As with most injuries, oncimagese you have completely healed, from a Jones fracture, physical therapy (PT) can begin. You may look at your foot and realize that it is still swollen. You may look down at your leg one day and notice that it appears to be smaller than the unaffected side. These conditions are both normal after treatment of a Jones fracture. But, this is where your PT journey begins.

The main focus of PT after a Jones fracture is to improve these effects of being immobilized, atrophy and swelling. Also, initial rehabilitation will help improve walking function. Wolff’s law states that bone heals and grows in response to the stress and strain that is placed upon it. PT also helps ensure that the proper stresses are placed on the healing bone.

After having an initial evaluation, having impairments measured, PT will begin with range of motion (ROM) exercises. ROM is the amount of mobility around a specific joint. Being immobilized after a Jones fracture can lead to a lack of mobility, muscles in the ankle foot, and toes cane become tight. This is why ROM is important to initiate as soon as possible, to increase flexibility and the overall function of the foot.

To decrease swelling in the foot local modalities, like ice and electrical stimulation (E-stim), will be used during the initial phase of physical therapy. Manual therapies, such as cross friction massage, can be used to break up adhesions, also known as scar tissue, within the foot and ankle.

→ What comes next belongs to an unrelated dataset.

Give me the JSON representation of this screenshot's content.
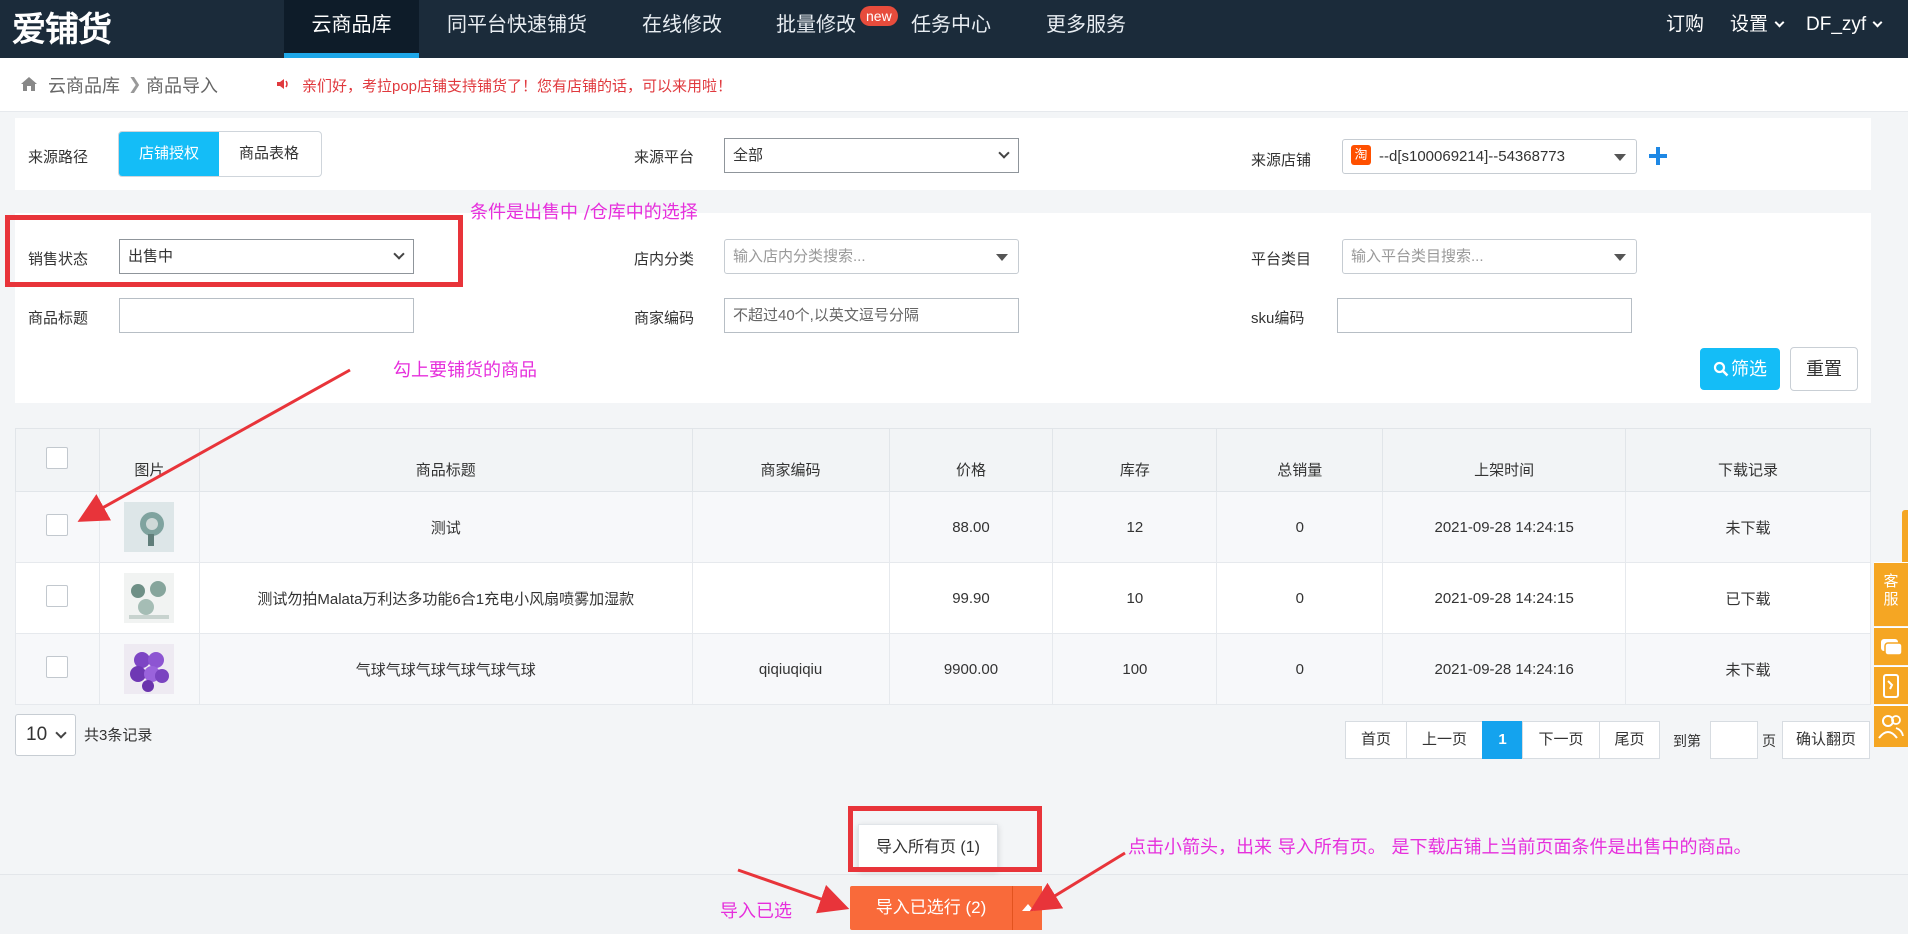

Pain tends to be the most limiting factor as rehabilitation progresses. Pain can be modified using, again, local modalities, like heat, ice, and E-stim. Pain medication are also used to modify pain but should be limited as you move through the healing phase.

Once you have enhanced the function of your foot (i.e. increased ROM, decreased swelling and pain) you can advance to the strengthening phase of rehabilitation. As mentioned before, with immobilization comes atrophy (weakening and shrinking of the muscles). Strengthening the muscles of the foot and ankle prepare you for more sport specific activity in the later phases of PT; activities like plyometrics (jumping), agility (sprinting and cutting), and sport related movements. Balance is also an important part of the strengthening phase. Proprioception is the awareness of your body in space and time. Balancing exercises strengthens this connection between your mind and muscle. Enhancing proprioceptive function has been known to decrease the chances of reinjury.

Your Jones fracture should be completely healed by at least 3 months, taking less time or more time is dependent on the patient and the functions of their body. Healing time also depends on the severity of the fracture. Do not be discouraged! Rehabilitation will help ensure that you are able to quickly and safely return to your normal level of activity and function after a Jones fracture. 

Alex Sawyer, ATC, LAT